-- Opening Marker --

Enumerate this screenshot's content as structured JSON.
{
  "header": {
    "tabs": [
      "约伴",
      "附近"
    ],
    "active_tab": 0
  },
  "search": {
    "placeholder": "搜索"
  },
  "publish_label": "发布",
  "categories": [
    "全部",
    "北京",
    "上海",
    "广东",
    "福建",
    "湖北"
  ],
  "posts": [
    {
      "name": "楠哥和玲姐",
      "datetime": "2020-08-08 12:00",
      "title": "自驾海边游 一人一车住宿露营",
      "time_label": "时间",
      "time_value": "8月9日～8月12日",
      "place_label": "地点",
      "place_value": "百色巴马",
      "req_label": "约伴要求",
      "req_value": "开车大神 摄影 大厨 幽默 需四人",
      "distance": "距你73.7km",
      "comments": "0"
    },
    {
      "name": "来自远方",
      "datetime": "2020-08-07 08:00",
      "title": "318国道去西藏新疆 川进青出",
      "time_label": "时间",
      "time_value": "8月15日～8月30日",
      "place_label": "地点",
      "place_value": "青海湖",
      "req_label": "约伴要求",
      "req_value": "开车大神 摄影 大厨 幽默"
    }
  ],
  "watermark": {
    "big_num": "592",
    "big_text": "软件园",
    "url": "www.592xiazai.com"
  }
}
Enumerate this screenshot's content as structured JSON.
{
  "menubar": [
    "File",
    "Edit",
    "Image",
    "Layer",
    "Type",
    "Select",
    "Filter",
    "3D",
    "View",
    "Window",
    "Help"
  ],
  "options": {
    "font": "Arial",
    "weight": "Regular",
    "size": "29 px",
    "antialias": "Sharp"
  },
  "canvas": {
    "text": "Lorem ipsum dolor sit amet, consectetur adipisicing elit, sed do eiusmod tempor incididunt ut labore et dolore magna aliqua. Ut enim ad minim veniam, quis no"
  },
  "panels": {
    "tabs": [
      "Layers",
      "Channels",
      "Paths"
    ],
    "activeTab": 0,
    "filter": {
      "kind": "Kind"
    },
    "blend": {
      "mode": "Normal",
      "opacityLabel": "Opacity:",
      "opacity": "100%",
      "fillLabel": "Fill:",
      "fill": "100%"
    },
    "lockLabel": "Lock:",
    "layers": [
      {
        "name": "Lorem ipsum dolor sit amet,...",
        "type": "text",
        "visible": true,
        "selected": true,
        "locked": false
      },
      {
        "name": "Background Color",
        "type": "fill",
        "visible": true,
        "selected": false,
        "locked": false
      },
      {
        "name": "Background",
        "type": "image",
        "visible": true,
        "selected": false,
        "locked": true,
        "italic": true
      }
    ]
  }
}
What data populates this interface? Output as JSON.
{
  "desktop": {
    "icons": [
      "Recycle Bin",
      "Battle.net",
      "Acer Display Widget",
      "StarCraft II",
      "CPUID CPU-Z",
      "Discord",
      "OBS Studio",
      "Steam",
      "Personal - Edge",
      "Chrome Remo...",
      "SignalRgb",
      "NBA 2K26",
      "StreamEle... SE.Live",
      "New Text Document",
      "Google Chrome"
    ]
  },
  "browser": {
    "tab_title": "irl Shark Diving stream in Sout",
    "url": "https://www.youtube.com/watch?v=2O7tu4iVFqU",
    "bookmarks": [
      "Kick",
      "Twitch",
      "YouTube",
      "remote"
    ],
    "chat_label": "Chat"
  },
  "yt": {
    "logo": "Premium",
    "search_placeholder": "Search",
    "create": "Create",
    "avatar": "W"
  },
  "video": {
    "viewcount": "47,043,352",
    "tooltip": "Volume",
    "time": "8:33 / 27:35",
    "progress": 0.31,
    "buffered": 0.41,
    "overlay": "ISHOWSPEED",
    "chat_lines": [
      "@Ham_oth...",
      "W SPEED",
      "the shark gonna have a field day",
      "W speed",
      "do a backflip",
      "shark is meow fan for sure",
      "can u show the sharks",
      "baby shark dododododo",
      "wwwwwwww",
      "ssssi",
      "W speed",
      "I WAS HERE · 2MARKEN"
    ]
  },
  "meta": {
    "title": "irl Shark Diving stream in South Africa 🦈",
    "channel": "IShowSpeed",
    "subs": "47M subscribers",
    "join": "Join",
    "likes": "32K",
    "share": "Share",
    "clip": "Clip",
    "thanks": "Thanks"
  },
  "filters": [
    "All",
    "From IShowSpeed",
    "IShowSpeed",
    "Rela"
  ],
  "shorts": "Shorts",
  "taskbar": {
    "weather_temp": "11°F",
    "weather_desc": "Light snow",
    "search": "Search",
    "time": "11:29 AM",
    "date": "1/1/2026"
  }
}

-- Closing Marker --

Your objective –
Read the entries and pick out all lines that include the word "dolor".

Response below –
    "text": "Lorem ipsum dolor sit amet, consectetur adipisicing elit, sed do eiusmod tempor incididunt ut labore et dolore magna aliqua. Ut enim ad minim veniam, quis no"
        "name": "Lorem ipsum dolor sit amet,...",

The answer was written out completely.